[RECORD SET — start]

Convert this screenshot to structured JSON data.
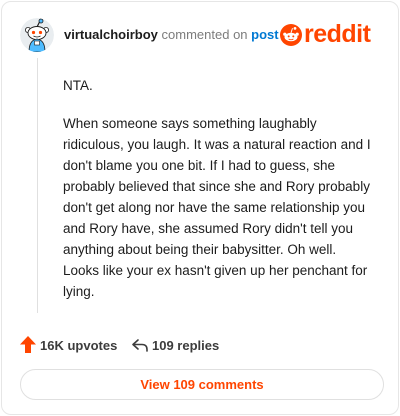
{
  "header": {
    "username": "virtualchoirboy",
    "action_text": "commented on",
    "post_link": "post",
    "brand": "reddit"
  },
  "comment": {
    "paragraphs": [
      "NTA.",
      "When someone says something laughably ridiculous, you laugh. It was a natural reaction and I don't blame you one bit. If I had to guess, she probably believed that since she and Rory probably don't get along nor have the same relationship you and Rory have, she assumed Rory didn't tell you anything about being their babysitter. Oh well. Looks like your ex hasn't given up her penchant for lying."
    ]
  },
  "actions": {
    "upvotes": "16K upvotes",
    "replies": "109 replies"
  },
  "footer": {
    "view_comments": "View 109 comments"
  },
  "colors": {
    "brand": "#ff4500",
    "link": "#0079d3",
    "muted": "#7c7c7c"
  },
  "icons": [
    "snoo-avatar-icon",
    "reddit-logo-icon",
    "upvote-arrow-icon",
    "reply-arrow-icon"
  ]
}
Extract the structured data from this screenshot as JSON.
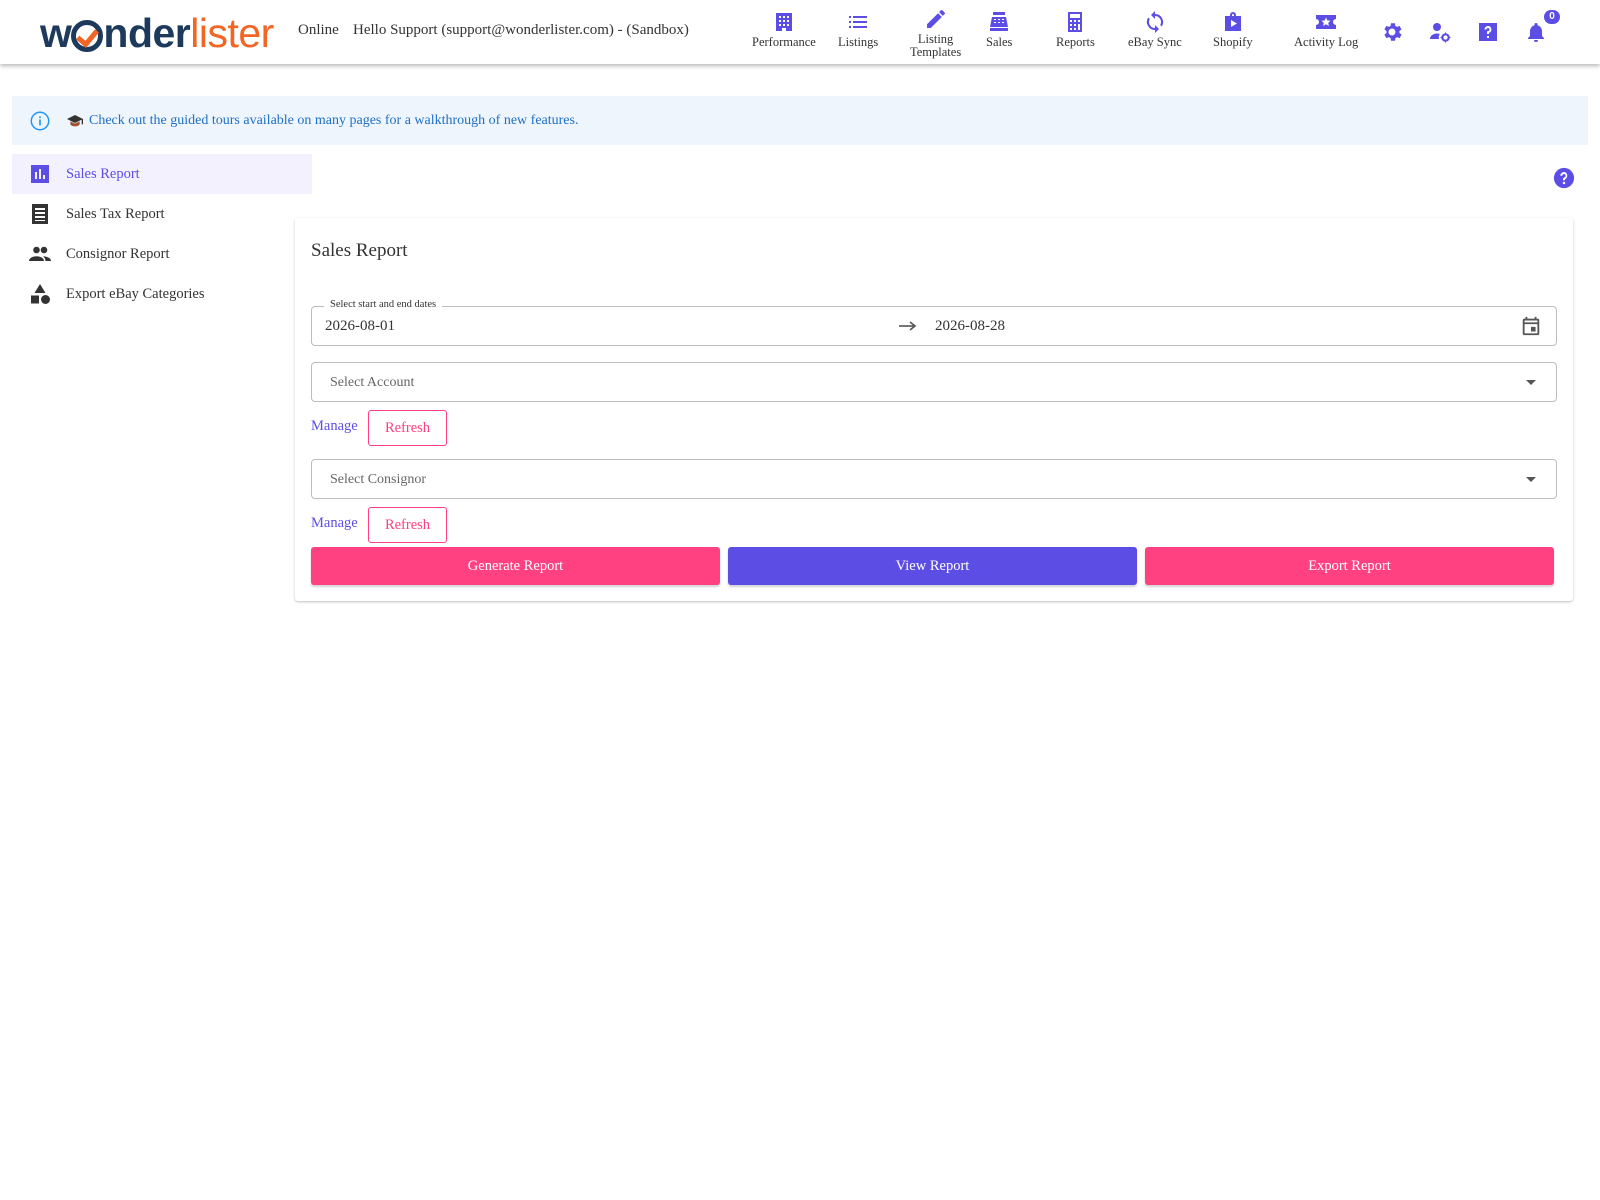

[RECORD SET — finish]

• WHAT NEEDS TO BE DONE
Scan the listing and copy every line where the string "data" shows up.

• OUTPUT FOR THIS TASK
Convert this screenshot to structured JSON data.
Extract the structured data from this screenshot as JSON.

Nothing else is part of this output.